With this intriguing history, it should not have been a surprise when on July 16, 2002 Amazon released a free Web Services interface that gave developers programmatic access to Amazon's vast collection of product and customer data. With this interface, Amazon combined their core features of recommendations, affiliate marketing, and marketplace commerce into a single technology platform that can be used to build applications and businesses.
"Amazon Hacks" is not intended to be merely an exhaustive explanation of Amazon's features. Instead it's intended to highlight some lesser-known features, show some tricks for working with Amazon efficiently, and document ways to access Amazon programmatically.

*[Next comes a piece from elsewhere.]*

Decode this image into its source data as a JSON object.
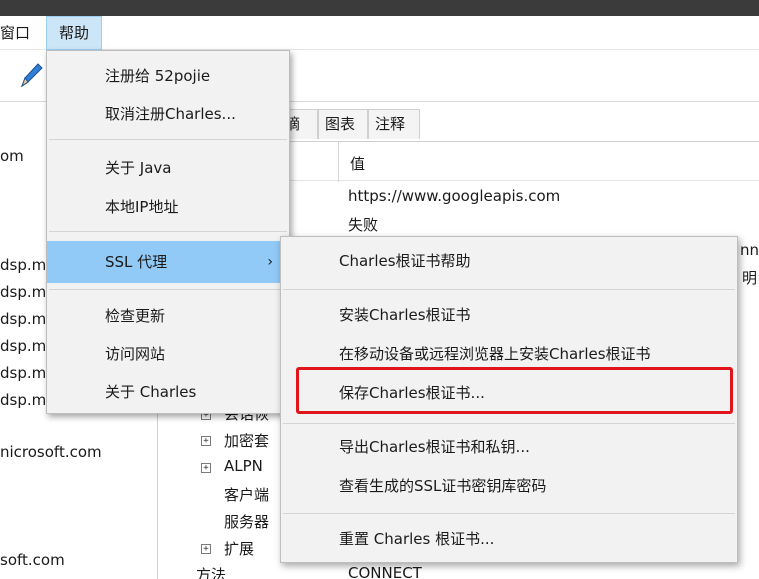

Developers are already creating new features for Amazon through the Amazon API, and it is this book's intent to convey some of their creativity and excitement, inspiring the hacker in you.
Summary of Table of Contents
The 100 Amazon hacks are organized into 6 chapters, including the following:
1 - Browsing and Searching
2 - Controlling Your Information
3 - Participating in the Amazon Community
4 - Selling Through Amazon
5 - Associates Program
6 - Amazon Web Services
Key Topics Covered
This book will show you how to do the following:
Find just the product you are after among the millions available at Amazon
Access, control, and fine-tune your Amazon preferences, recommendations, and information
Participate in the growing Amazon community and integrate Amazon features into your own Web site
Become and Amazon Associate, develop your own online storefront, and hone your recommendations for better linking and higher referral fees
Sell products online using Amazon's billing, inventory, and marketing infrastructure
Build full-scale desktop and server applications on Amazon's Web Services API
304 pages; foreword by the Amazon technology team; preface; figures; tips; sample scripts; index; cover colophon
About the Author
Paul Bausch is an accomplished Web Application Developer, and is a co-creator of the popular weblog software Blogger (www.blogger.com). He co-wrote "We Blog: Publishing Online with Weblogs" (John Wiley & Sons), and posts thoughts and photos almost daily to his personal weblog onfocus (www.onfocus.com).